Researchers at Karolinska Institutet in Sweden have identified a new so-called pseudogene that regulates the tumour-suppressing PTEN gene. They hope that this pseudogene will be able to control PTEN to reverse the tumour process, make the cancer tumour more sensitive to chemotherapy and to prevent the development of resistance. The findings, which are published in the scientific journal Nature Structural and Molecular Biology, can be of significance in the future development of cancer drugs.
The development of tumours coincides with the activation of several cancer genes as well as the inactivation of other tumour-suppressing genes owing to damage to the DNA and to the fact that the cancer cells manage to switch off the transcription of tumour-suppressor genes. To identify what might be regulating this silencing, the researchers studied PTEN, one of the most commonly inactivated tumour-suppressor genes. It has long been believed that the switching-off process is irreversible, but the team has now shown that silenced PTEN genes in tumour cells can be 'rescued' and re-activated by a 'pseudogene', a type of gene that, unlike normal genes, does not encode an entire protein.

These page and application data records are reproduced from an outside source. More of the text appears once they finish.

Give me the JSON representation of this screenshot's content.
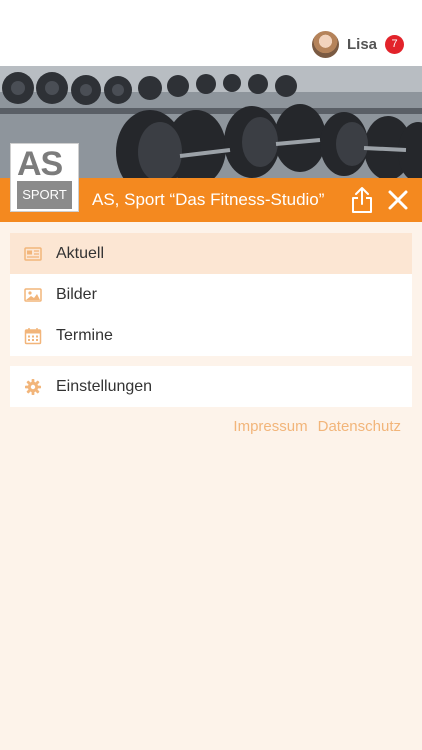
{
  "user": {
    "name": "Lisa",
    "notification_count": "7"
  },
  "header": {
    "logo_top": "AS",
    "logo_bottom": "SPORT",
    "title": "AS, Sport “Das Fitness-Studio”",
    "share_icon": "share-icon",
    "close_icon": "close-icon"
  },
  "menu": {
    "main_items": [
      {
        "label": "Aktuell",
        "icon": "news-icon",
        "active": true
      },
      {
        "label": "Bilder",
        "icon": "image-icon",
        "active": false
      },
      {
        "label": "Termine",
        "icon": "calendar-icon",
        "active": false
      }
    ],
    "settings_item": {
      "label": "Einstellungen",
      "icon": "gear-icon"
    }
  },
  "footer": {
    "impressum": "Impressum",
    "datenschutz": "Datenschutz"
  },
  "colors": {
    "accent": "#f4891f",
    "background": "#fdf3ea",
    "active_row": "#fce6d3",
    "link": "#f2b57a",
    "badge": "#e2232a"
  }
}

"We identified a new non-protein encoding pseudogene, which determines whether the expression of PTEN is to be switched on or off," says research team member Per Johnsson, doctoral student at Karolinska Institutet's Department of Oncology-Pathology. "What makes this case spectacular is that the gene only produces RNA, the protein's template. It is this RNA that, through a sequence of mechanisms, regulates PTEN. Pseudogenes have been known about for many years, but it was thought that they were only junk material."
No less than 98 per cent of human DNA consists of non-protein encoding genes (i.e. pseudogenes), and by studying these formerly neglected genes the researchers have begun to understand that they are very important and can have an effect without encoding proteins. Using model systems, the team has shown that the new pseudogene can control the expression of PTEN and make tumours more responsive to conventional chemotherapy.
"This means that we might one day be able to re-programme cancer cells to proliferate less, become more normal, and that resistance to chemotherapy can hopefully be avoided," says Per Johnsson. "We also believe that our findings can be very important for the future development of cancer drugs. What we're seeing here is just the tip of the iceberg. The human genome conceals no less than 15,000 or so pseudogenes, and it's not unreasonable to think that many of them are relevant to diseases such as cancer."
'A pseudogene long noncoding RNA network regulates PTEN transcription and translation in human cells', Per Johnsson, Amanda Ackley, Linda Vidarsdottir, Weng-Onn Lui, Martin Corcoran, Dan Grandér och Kevin V. Morris, Nature Structural and Molecular Biology, AOP 24 February 2013, doi: 10.1038/nsmb.2516.
Karolinska Institutet: http://info.ki.se/ki
This press release was posted to serve as a topic for discussion. Please comment below. We try our best to only post press releases that are associated with peer reviewed scientific literature. Critical discussions of the research are appreciated. If you need help finding a link to the original article, please contact us on twitter or via e-mail.
Volunteers in Sweden were tricked into thinking their bodies had vanished, and the "superpower" seemed to ease social fears
Scientists have for the first time captured how taste sensations are processed on the tongue
Researchers set hungry mosquitoes loose on identical and fraternal twins. They found that inherited genes do play a role in making you a mosquito magnet.
State education committee passes a bill banning parents exempting kids from vaccination because of "personal beliefs", as lawmakers around the world discuss similar measures
The torturous trial-and-error process of finding the best cancer drug for an individual could be a thing of the past thanks to a couple of clever devices
A flu strain deadly to chickens and turkeys is striking farms in the West and Midwest. This week, it hit an Iowa facility with millions of egg-laying hens. No one knows how it's entering houses.
Doctors, it turns out, often don't follow evidence-based guidelines. One result? Unnecessary tests. Scientists who study this contrariness think they know why.
Analysis of millions of audio files has led one US company to claim that their software can predict how a person’s voice will make a listener feel
Bird flu outbreak now spreading through Midwest poultry could head east with fall migration
A little MRI video seems to settle the decades-old debate about that loud pop of the joints: It's all about bubbles. But imagine an air bag inflating, not the bursting of a balloon.